In general, Melhuish prefers not to be too proscriptive about the direction the group’s research takes. He describes his role as “looking over the parapet”. Nevertheless, it’s not simply a case of research for the sake of research. “I stress the idea of academic excellence and I don’t have a problem with curiosity but if we’re going to get value out of it we need to combine skills with innovation. It makes no sense to me that the end goal is just the knowledge. We need the mind-set for these young imaginative minds to think they could make a business.”
The lab’s incubator model has already delivered some key successes in this regard. Most recently, Reach Robotics, an AR and gaming specialist spun out in 2013, secured a £5.8m investment to commercialise its MekaMon intelligent gaming robot.
Much has been made of the UK’s robotics expertise by successive governments. Former science minister David Willetts identified robotics as one of the “eight great technologies” that would shape the UK economy and the field remains a key plank of the current government’s industrial strategy.

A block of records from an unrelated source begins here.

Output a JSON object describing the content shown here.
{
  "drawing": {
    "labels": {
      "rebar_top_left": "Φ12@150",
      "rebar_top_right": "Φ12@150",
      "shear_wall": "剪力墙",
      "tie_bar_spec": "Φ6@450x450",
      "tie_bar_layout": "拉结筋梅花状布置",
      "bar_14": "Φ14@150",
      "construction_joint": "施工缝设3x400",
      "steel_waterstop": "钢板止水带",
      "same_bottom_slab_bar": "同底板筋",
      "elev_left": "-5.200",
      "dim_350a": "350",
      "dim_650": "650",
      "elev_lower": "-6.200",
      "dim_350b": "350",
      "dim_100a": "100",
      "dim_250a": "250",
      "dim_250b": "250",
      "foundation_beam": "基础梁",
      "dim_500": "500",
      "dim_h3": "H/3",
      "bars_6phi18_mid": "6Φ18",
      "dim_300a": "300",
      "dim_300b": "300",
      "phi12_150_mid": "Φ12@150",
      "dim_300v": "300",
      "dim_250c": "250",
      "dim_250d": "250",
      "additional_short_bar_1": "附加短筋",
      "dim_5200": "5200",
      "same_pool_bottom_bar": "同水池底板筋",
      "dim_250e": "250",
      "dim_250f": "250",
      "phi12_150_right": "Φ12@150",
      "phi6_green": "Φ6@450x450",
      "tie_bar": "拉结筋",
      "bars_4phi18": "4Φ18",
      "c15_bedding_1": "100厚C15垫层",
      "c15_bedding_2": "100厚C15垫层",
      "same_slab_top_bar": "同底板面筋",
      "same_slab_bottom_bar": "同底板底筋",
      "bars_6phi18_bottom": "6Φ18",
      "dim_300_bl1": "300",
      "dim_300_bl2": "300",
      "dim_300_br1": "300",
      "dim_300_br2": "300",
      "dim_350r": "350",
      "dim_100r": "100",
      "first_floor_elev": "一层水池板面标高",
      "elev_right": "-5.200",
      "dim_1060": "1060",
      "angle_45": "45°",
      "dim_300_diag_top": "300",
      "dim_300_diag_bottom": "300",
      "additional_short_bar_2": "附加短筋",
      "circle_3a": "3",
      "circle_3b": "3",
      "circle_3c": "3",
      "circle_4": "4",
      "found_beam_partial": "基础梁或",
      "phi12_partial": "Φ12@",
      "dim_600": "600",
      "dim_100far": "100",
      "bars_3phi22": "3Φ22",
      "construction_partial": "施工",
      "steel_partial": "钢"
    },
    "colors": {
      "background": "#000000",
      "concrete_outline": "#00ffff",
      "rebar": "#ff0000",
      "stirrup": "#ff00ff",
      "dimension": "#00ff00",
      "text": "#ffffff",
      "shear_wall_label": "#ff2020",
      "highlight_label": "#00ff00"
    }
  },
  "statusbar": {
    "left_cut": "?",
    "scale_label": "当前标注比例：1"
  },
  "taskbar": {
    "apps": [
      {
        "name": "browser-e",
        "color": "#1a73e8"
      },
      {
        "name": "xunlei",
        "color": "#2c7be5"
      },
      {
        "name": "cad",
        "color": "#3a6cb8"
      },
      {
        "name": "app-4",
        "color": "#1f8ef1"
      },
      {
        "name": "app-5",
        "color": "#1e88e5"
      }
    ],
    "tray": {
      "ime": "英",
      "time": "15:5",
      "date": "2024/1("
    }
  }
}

Nevertheless, Melhuish is concerned that the UK is in danger of being left behind. “We do well,” he said, “but we’re not the leading figure in robotics. I go to a lot of events around the world and I see a huge amount of investment elsewhere. We can’t afford some form of post-colonial hubris in the UK that somehow we have the monopoly on creativity and imagination. We should be worried and frightened, and we should be investing because the rest of the world is. This is where we should be putting billions, because it’s about the future. I’m very grateful that the government has come up with £100m but it’s only £100m over four years… it’s not much.”